▶ Brief: Reproduce verbatim the line in which "Parse this screenshot: output" occurs, together with each line that follows it to the end of the listing, and nothing more.

▶ Dataset entries:
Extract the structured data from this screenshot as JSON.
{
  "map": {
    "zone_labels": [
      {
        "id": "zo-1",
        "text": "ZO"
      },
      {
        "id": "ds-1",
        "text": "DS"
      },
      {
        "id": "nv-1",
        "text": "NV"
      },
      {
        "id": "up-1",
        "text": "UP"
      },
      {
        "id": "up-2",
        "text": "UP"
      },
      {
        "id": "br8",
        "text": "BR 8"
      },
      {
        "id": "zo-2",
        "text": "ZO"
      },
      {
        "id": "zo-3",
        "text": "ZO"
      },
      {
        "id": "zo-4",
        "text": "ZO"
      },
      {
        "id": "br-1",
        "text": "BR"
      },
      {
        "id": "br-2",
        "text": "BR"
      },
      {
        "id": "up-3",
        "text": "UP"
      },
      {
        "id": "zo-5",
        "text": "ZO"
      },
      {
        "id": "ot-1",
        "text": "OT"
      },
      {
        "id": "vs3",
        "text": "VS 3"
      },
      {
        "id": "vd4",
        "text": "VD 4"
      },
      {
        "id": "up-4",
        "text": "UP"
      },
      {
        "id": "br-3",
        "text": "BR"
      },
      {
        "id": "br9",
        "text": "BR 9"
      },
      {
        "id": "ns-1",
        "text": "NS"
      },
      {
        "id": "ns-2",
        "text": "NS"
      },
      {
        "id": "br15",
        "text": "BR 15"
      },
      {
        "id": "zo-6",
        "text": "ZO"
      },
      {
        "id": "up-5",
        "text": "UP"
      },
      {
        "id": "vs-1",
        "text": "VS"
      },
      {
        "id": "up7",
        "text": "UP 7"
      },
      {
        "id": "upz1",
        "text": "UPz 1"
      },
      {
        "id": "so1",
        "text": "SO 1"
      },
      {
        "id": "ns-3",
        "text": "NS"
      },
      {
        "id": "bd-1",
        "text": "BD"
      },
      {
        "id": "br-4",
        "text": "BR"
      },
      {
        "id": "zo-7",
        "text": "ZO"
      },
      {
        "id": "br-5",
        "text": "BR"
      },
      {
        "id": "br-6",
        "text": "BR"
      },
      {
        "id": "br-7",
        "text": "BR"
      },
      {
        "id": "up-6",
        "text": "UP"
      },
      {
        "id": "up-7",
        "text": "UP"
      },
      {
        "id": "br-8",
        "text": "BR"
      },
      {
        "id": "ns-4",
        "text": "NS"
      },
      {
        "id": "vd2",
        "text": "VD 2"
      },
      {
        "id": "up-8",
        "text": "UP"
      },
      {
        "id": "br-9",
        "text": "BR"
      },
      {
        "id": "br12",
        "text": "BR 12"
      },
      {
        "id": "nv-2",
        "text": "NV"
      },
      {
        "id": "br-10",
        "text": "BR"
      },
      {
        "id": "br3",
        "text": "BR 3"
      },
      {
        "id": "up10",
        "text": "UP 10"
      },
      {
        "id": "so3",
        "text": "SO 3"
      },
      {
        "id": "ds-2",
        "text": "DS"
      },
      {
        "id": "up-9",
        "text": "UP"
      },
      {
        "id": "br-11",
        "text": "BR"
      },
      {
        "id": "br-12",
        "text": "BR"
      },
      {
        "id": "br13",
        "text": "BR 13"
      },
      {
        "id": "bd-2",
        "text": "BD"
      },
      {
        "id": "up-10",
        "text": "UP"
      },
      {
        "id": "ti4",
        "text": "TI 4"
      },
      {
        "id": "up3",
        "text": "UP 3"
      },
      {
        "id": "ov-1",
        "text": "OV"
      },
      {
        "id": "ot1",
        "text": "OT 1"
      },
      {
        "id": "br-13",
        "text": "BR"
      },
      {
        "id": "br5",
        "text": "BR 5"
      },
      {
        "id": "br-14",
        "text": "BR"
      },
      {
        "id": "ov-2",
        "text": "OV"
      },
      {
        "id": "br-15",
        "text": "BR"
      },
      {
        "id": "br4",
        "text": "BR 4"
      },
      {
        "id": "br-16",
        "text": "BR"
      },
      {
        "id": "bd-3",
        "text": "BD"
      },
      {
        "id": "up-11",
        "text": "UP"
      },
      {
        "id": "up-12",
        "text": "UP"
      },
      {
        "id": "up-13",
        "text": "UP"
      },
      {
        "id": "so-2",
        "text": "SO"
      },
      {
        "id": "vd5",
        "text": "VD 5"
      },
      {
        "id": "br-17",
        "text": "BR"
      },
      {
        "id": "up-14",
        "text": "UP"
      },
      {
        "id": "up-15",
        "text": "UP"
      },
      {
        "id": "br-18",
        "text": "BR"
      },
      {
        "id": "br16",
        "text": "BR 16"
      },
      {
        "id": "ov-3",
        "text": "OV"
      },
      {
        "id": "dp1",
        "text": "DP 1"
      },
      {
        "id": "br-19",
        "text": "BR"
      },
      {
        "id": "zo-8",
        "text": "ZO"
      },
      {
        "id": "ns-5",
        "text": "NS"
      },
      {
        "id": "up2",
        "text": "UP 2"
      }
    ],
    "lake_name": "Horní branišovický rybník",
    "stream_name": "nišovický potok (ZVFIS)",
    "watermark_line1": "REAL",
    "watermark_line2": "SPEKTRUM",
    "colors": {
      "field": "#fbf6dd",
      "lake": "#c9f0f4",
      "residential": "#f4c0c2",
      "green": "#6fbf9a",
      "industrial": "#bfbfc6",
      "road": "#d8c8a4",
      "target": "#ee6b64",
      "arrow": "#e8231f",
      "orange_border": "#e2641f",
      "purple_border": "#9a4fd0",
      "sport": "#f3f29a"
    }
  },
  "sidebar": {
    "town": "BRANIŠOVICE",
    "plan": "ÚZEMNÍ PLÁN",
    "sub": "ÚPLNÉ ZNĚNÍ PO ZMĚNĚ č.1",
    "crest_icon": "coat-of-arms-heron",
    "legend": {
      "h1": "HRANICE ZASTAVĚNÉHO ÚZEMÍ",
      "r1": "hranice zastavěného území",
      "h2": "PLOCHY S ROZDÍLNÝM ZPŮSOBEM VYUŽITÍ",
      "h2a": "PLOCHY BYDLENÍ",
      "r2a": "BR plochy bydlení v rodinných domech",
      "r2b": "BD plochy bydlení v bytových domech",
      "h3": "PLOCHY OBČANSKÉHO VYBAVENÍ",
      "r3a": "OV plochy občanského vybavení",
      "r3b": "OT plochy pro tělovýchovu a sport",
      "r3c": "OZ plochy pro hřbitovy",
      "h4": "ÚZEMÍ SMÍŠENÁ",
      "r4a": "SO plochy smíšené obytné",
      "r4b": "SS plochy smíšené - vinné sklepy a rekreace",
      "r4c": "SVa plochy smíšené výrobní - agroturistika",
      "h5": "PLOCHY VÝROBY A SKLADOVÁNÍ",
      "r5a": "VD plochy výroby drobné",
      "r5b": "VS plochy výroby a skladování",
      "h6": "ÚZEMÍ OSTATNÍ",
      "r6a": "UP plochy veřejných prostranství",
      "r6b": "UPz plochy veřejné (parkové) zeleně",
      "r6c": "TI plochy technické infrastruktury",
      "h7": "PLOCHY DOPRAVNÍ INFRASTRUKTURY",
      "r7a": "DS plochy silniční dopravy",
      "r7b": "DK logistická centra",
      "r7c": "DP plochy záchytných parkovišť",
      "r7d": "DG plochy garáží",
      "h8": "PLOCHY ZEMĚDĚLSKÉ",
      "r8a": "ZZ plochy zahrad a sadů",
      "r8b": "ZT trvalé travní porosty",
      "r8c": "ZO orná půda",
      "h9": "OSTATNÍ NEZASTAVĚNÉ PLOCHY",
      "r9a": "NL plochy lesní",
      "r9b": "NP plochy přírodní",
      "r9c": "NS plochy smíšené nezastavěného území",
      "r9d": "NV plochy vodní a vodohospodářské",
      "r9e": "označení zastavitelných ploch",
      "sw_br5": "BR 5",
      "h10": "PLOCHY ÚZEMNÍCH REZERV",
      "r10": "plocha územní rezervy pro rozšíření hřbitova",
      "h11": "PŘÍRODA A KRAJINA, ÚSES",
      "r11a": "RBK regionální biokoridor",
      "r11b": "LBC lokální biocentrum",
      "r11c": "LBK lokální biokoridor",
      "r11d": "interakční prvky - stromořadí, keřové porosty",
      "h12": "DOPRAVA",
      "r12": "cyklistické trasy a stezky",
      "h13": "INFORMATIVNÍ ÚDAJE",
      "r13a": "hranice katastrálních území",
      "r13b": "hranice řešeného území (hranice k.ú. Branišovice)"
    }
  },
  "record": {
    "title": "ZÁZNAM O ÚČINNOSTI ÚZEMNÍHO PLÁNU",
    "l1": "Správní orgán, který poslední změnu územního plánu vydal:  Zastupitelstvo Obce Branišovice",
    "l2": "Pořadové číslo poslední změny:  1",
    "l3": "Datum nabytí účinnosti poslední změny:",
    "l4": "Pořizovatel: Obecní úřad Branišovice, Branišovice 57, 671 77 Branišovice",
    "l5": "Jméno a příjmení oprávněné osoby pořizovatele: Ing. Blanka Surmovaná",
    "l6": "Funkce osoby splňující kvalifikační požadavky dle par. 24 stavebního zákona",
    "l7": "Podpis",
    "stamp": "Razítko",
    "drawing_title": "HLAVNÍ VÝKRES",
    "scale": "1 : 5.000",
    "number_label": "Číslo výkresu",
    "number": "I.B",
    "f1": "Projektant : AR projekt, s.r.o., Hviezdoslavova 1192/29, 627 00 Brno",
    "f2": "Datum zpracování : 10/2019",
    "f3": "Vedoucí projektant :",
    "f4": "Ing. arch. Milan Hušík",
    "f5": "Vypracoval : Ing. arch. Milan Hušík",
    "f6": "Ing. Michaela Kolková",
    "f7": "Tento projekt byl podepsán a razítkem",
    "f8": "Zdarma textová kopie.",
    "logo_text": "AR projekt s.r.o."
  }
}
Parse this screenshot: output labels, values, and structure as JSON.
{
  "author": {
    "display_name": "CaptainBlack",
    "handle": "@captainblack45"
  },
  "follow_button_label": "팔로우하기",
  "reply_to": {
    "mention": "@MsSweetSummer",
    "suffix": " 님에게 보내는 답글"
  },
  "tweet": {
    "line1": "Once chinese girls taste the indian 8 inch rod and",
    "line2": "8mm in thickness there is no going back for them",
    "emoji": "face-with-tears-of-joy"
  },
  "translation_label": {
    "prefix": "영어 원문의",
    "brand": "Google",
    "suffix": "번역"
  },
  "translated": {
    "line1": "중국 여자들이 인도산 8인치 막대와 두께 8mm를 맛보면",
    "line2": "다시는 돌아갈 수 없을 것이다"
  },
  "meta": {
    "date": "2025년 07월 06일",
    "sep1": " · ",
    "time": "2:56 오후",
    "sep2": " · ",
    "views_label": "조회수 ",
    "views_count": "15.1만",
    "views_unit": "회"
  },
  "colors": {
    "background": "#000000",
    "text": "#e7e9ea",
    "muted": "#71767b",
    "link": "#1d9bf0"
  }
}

▶ Solution to this problem:
Parse this screenshot: output labels, values, and structure as JSON.
{
  "author": {
    "display_name": "CaptainBlack",
    "handle": "@captainblack45"
  },
  "follow_button_label": "팔로우하기",
  "reply_to": {
    "mention": "@MsSweetSummer",
    "suffix": " 님에게 보내는 답글"
  },
  "tweet": {
    "line1": "Once chinese girls taste the indian 8 inch rod and",
    "line2": "8mm in thickness there is no going back for them",
    "emoji": "face-with-tears-of-joy"
  },
  "translation_label": {
    "prefix": "영어 원문의",
    "brand": "Google",
    "suffix": "번역"
  },
  "translated": {
    "line1": "중국 여자들이 인도산 8인치 막대와 두께 8mm를 맛보면",
    "line2": "다시는 돌아갈 수 없을 것이다"
  },
  "meta": {
    "date": "2025년 07월 06일",
    "sep1": " · ",
    "time": "2:56 오후",
    "sep2": " · ",
    "views_label": "조회수 ",
    "views_count": "15.1만",
    "views_unit": "회"
  },
  "colors": {
    "background": "#000000",
    "text": "#e7e9ea",
    "muted": "#71767b",
    "link": "#1d9bf0"
  }
}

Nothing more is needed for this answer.